§ **Task requirements**:
Drop every image, then reproduce the data exactly as given.

§ **Input records**:

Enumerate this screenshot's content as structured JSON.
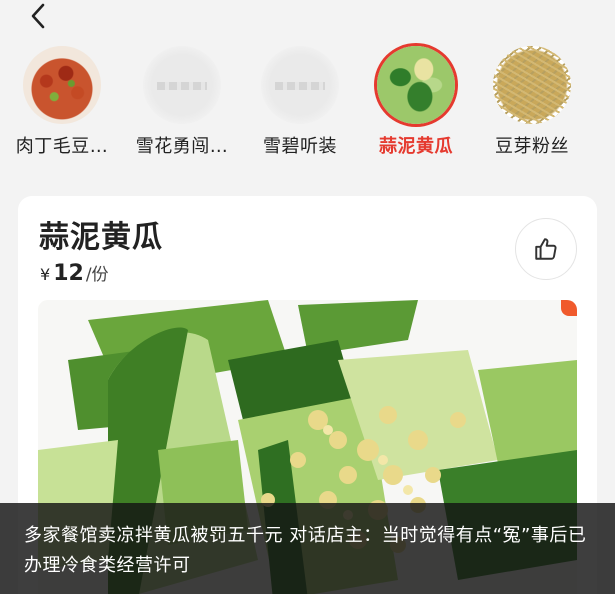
{
  "nav": {
    "back_icon": "chevron-left-icon"
  },
  "categories": [
    {
      "label": "肉丁毛豆…",
      "thumb": "diced-meat-edamame",
      "selected": false
    },
    {
      "label": "雪花勇闯…",
      "thumb": "blurred",
      "selected": false
    },
    {
      "label": "雪碧听装",
      "thumb": "blurred",
      "selected": false
    },
    {
      "label": "蒜泥黄瓜",
      "thumb": "garlic-cucumber",
      "selected": true
    },
    {
      "label": "豆芽粉丝",
      "thumb": "bean-sprout-vermicelli",
      "selected": false
    }
  ],
  "dish": {
    "title": "蒜泥黄瓜",
    "price_symbol": "¥",
    "price_value": "12",
    "price_unit": "/份",
    "like_icon": "thumbs-up-icon"
  },
  "caption": {
    "text": "多家餐馆卖凉拌黄瓜被罚五千元  对话店主：当时觉得有点“冤”事后已办理冷食类经营许可"
  },
  "colors": {
    "accent": "#e53a2f",
    "background": "#f3f3f3",
    "caption_bg": "#141414"
  }
}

§ **Answer space**:
Enumerate this screenshot's content as structured JSON.
{
  "nav": {
    "back_icon": "chevron-left-icon"
  },
  "categories": [
    {
      "label": "肉丁毛豆…",
      "thumb": "diced-meat-edamame",
      "selected": false
    },
    {
      "label": "雪花勇闯…",
      "thumb": "blurred",
      "selected": false
    },
    {
      "label": "雪碧听装",
      "thumb": "blurred",
      "selected": false
    },
    {
      "label": "蒜泥黄瓜",
      "thumb": "garlic-cucumber",
      "selected": true
    },
    {
      "label": "豆芽粉丝",
      "thumb": "bean-sprout-vermicelli",
      "selected": false
    }
  ],
  "dish": {
    "title": "蒜泥黄瓜",
    "price_symbol": "¥",
    "price_value": "12",
    "price_unit": "/份",
    "like_icon": "thumbs-up-icon"
  },
  "caption": {
    "text": "多家餐馆卖凉拌黄瓜被罚五千元  对话店主：当时觉得有点“冤”事后已办理冷食类经营许可"
  },
  "colors": {
    "accent": "#e53a2f",
    "background": "#f3f3f3",
    "caption_bg": "#141414"
  }
}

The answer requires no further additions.